Exercise directions: The listing should be printed again without a single change.

Dataset content:
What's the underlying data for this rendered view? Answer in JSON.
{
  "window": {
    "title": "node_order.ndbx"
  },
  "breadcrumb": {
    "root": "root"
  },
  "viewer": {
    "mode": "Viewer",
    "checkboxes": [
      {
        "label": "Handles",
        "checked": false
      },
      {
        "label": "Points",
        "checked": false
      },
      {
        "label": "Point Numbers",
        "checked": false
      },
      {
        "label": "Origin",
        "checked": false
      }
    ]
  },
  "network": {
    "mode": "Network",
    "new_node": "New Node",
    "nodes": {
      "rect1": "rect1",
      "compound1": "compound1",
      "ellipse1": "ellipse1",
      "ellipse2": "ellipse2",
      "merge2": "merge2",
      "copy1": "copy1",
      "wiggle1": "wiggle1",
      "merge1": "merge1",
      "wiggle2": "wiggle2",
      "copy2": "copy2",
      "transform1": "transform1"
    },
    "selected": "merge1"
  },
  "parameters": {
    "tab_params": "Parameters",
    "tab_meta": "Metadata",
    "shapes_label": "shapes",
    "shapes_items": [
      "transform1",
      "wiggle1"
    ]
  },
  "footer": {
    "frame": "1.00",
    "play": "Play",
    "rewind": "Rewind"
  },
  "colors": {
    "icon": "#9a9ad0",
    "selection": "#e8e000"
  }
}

Written reply:
What's the underlying data for this rendered view? Answer in JSON.
{
  "window": {
    "title": "node_order.ndbx"
  },
  "breadcrumb": {
    "root": "root"
  },
  "viewer": {
    "mode": "Viewer",
    "checkboxes": [
      {
        "label": "Handles",
        "checked": false
      },
      {
        "label": "Points",
        "checked": false
      },
      {
        "label": "Point Numbers",
        "checked": false
      },
      {
        "label": "Origin",
        "checked": false
      }
    ]
  },
  "network": {
    "mode": "Network",
    "new_node": "New Node",
    "nodes": {
      "rect1": "rect1",
      "compound1": "compound1",
      "ellipse1": "ellipse1",
      "ellipse2": "ellipse2",
      "merge2": "merge2",
      "copy1": "copy1",
      "wiggle1": "wiggle1",
      "merge1": "merge1",
      "wiggle2": "wiggle2",
      "copy2": "copy2",
      "transform1": "transform1"
    },
    "selected": "merge1"
  },
  "parameters": {
    "tab_params": "Parameters",
    "tab_meta": "Metadata",
    "shapes_label": "shapes",
    "shapes_items": [
      "transform1",
      "wiggle1"
    ]
  },
  "footer": {
    "frame": "1.00",
    "play": "Play",
    "rewind": "Rewind"
  },
  "colors": {
    "icon": "#9a9ad0",
    "selection": "#e8e000"
  }
}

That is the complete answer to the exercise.